§ Your task:
Retype the data below without altering anything.
(Records to process)
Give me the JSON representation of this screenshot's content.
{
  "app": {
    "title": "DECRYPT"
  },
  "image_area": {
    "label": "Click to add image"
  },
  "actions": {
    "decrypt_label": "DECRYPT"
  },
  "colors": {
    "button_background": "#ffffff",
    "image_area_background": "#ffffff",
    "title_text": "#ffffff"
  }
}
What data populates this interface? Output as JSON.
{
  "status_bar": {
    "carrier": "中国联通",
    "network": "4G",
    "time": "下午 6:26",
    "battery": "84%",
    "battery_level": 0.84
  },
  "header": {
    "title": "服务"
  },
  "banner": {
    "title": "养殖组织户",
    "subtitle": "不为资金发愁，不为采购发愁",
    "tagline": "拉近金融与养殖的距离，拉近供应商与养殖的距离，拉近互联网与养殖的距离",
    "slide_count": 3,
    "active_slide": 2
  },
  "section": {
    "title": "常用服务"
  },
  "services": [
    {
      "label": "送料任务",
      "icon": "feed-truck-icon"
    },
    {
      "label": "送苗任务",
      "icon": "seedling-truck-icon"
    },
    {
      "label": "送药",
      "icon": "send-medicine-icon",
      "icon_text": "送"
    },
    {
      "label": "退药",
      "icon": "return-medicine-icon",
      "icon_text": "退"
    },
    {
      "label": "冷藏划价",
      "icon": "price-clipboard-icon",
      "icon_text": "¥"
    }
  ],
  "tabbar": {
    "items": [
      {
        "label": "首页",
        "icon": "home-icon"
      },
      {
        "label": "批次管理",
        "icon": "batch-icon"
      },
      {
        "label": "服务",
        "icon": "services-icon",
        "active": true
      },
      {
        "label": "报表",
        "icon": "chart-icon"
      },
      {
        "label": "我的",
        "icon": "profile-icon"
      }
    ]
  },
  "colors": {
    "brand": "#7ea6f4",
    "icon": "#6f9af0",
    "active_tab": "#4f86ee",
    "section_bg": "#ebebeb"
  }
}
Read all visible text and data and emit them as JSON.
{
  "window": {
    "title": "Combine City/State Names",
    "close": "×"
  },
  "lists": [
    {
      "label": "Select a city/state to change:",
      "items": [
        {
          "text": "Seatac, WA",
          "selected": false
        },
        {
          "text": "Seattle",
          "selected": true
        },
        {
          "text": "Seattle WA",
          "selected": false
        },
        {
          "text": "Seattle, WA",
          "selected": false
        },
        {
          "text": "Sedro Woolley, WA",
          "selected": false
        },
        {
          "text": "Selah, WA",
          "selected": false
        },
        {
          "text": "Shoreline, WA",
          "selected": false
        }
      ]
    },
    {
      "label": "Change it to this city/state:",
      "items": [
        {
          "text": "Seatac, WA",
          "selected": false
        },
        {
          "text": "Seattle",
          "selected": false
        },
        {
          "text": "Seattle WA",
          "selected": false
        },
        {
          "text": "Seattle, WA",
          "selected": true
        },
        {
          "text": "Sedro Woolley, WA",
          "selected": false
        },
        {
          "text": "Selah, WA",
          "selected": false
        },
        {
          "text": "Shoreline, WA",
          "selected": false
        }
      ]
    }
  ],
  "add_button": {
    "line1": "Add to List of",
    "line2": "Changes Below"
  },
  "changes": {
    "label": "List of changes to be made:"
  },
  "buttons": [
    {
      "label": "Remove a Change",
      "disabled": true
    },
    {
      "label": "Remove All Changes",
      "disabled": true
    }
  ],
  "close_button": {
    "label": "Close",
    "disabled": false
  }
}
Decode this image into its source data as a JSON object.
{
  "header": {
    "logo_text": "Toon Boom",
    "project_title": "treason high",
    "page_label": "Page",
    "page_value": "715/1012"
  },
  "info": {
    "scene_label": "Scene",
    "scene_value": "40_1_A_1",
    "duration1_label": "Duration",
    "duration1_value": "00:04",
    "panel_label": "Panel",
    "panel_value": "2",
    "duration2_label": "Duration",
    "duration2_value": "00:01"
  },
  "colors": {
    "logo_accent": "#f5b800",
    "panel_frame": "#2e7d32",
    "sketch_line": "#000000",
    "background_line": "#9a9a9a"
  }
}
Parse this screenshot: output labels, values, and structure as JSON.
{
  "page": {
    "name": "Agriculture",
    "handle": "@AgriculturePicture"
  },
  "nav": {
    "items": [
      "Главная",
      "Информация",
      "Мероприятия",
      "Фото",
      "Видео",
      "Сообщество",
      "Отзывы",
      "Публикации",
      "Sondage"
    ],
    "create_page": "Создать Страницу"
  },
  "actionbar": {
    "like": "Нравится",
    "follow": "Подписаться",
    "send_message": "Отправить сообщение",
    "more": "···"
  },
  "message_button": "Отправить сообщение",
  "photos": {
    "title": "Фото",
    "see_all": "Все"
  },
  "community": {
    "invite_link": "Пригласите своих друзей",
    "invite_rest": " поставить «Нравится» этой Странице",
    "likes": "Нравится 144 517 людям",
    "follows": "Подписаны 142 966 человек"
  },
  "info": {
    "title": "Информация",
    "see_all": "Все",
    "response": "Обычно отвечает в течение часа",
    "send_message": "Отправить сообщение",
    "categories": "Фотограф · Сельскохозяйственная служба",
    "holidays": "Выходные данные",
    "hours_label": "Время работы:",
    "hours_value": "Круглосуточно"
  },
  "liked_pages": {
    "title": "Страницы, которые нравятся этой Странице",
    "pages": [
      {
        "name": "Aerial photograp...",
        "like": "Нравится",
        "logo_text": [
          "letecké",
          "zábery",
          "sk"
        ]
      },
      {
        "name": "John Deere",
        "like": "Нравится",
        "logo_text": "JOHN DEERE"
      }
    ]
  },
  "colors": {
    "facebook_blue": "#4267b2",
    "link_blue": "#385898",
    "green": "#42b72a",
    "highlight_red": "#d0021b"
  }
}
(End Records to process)
§ Answer below:
Give me the JSON representation of this screenshot's content.
{
  "app": {
    "title": "DECRYPT"
  },
  "image_area": {
    "label": "Click to add image"
  },
  "actions": {
    "decrypt_label": "DECRYPT"
  },
  "colors": {
    "button_background": "#ffffff",
    "image_area_background": "#ffffff",
    "title_text": "#ffffff"
  }
}
What data populates this interface? Output as JSON.
{
  "status_bar": {
    "carrier": "中国联通",
    "network": "4G",
    "time": "下午 6:26",
    "battery": "84%",
    "battery_level": 0.84
  },
  "header": {
    "title": "服务"
  },
  "banner": {
    "title": "养殖组织户",
    "subtitle": "不为资金发愁，不为采购发愁",
    "tagline": "拉近金融与养殖的距离，拉近供应商与养殖的距离，拉近互联网与养殖的距离",
    "slide_count": 3,
    "active_slide": 2
  },
  "section": {
    "title": "常用服务"
  },
  "services": [
    {
      "label": "送料任务",
      "icon": "feed-truck-icon"
    },
    {
      "label": "送苗任务",
      "icon": "seedling-truck-icon"
    },
    {
      "label": "送药",
      "icon": "send-medicine-icon",
      "icon_text": "送"
    },
    {
      "label": "退药",
      "icon": "return-medicine-icon",
      "icon_text": "退"
    },
    {
      "label": "冷藏划价",
      "icon": "price-clipboard-icon",
      "icon_text": "¥"
    }
  ],
  "tabbar": {
    "items": [
      {
        "label": "首页",
        "icon": "home-icon"
      },
      {
        "label": "批次管理",
        "icon": "batch-icon"
      },
      {
        "label": "服务",
        "icon": "services-icon",
        "active": true
      },
      {
        "label": "报表",
        "icon": "chart-icon"
      },
      {
        "label": "我的",
        "icon": "profile-icon"
      }
    ]
  },
  "colors": {
    "brand": "#7ea6f4",
    "icon": "#6f9af0",
    "active_tab": "#4f86ee",
    "section_bg": "#ebebeb"
  }
}
Read all visible text and data and emit them as JSON.
{
  "window": {
    "title": "Combine City/State Names",
    "close": "×"
  },
  "lists": [
    {
      "label": "Select a city/state to change:",
      "items": [
        {
          "text": "Seatac, WA",
          "selected": false
        },
        {
          "text": "Seattle",
          "selected": true
        },
        {
          "text": "Seattle WA",
          "selected": false
        },
        {
          "text": "Seattle, WA",
          "selected": false
        },
        {
          "text": "Sedro Woolley, WA",
          "selected": false
        },
        {
          "text": "Selah, WA",
          "selected": false
        },
        {
          "text": "Shoreline, WA",
          "selected": false
        }
      ]
    },
    {
      "label": "Change it to this city/state:",
      "items": [
        {
          "text": "Seatac, WA",
          "selected": false
        },
        {
          "text": "Seattle",
          "selected": false
        },
        {
          "text": "Seattle WA",
          "selected": false
        },
        {
          "text": "Seattle, WA",
          "selected": true
        },
        {
          "text": "Sedro Woolley, WA",
          "selected": false
        },
        {
          "text": "Selah, WA",
          "selected": false
        },
        {
          "text": "Shoreline, WA",
          "selected": false
        }
      ]
    }
  ],
  "add_button": {
    "line1": "Add to List of",
    "line2": "Changes Below"
  },
  "changes": {
    "label": "List of changes to be made:"
  },
  "buttons": [
    {
      "label": "Remove a Change",
      "disabled": true
    },
    {
      "label": "Remove All Changes",
      "disabled": true
    }
  ],
  "close_button": {
    "label": "Close",
    "disabled": false
  }
}
Decode this image into its source data as a JSON object.
{
  "header": {
    "logo_text": "Toon Boom",
    "project_title": "treason high",
    "page_label": "Page",
    "page_value": "715/1012"
  },
  "info": {
    "scene_label": "Scene",
    "scene_value": "40_1_A_1",
    "duration1_label": "Duration",
    "duration1_value": "00:04",
    "panel_label": "Panel",
    "panel_value": "2",
    "duration2_label": "Duration",
    "duration2_value": "00:01"
  },
  "colors": {
    "logo_accent": "#f5b800",
    "panel_frame": "#2e7d32",
    "sketch_line": "#000000",
    "background_line": "#9a9a9a"
  }
}
Parse this screenshot: output labels, values, and structure as JSON.
{
  "page": {
    "name": "Agriculture",
    "handle": "@AgriculturePicture"
  },
  "nav": {
    "items": [
      "Главная",
      "Информация",
      "Мероприятия",
      "Фото",
      "Видео",
      "Сообщество",
      "Отзывы",
      "Публикации",
      "Sondage"
    ],
    "create_page": "Создать Страницу"
  },
  "actionbar": {
    "like": "Нравится",
    "follow": "Подписаться",
    "send_message": "Отправить сообщение",
    "more": "···"
  },
  "message_button": "Отправить сообщение",
  "photos": {
    "title": "Фото",
    "see_all": "Все"
  },
  "community": {
    "invite_link": "Пригласите своих друзей",
    "invite_rest": " поставить «Нравится» этой Странице",
    "likes": "Нравится 144 517 людям",
    "follows": "Подписаны 142 966 человек"
  },
  "info": {
    "title": "Информация",
    "see_all": "Все",
    "response": "Обычно отвечает в течение часа",
    "send_message": "Отправить сообщение",
    "categories": "Фотограф · Сельскохозяйственная служба",
    "holidays": "Выходные данные",
    "hours_label": "Время работы:",
    "hours_value": "Круглосуточно"
  },
  "liked_pages": {
    "title": "Страницы, которые нравятся этой Странице",
    "pages": [
      {
        "name": "Aerial photograp...",
        "like": "Нравится",
        "logo_text": [
          "letecké",
          "zábery",
          "sk"
        ]
      },
      {
        "name": "John Deere",
        "like": "Нравится",
        "logo_text": "JOHN DEERE"
      }
    ]
  },
  "colors": {
    "facebook_blue": "#4267b2",
    "link_blue": "#385898",
    "green": "#42b72a",
    "highlight_red": "#d0021b"
  }
}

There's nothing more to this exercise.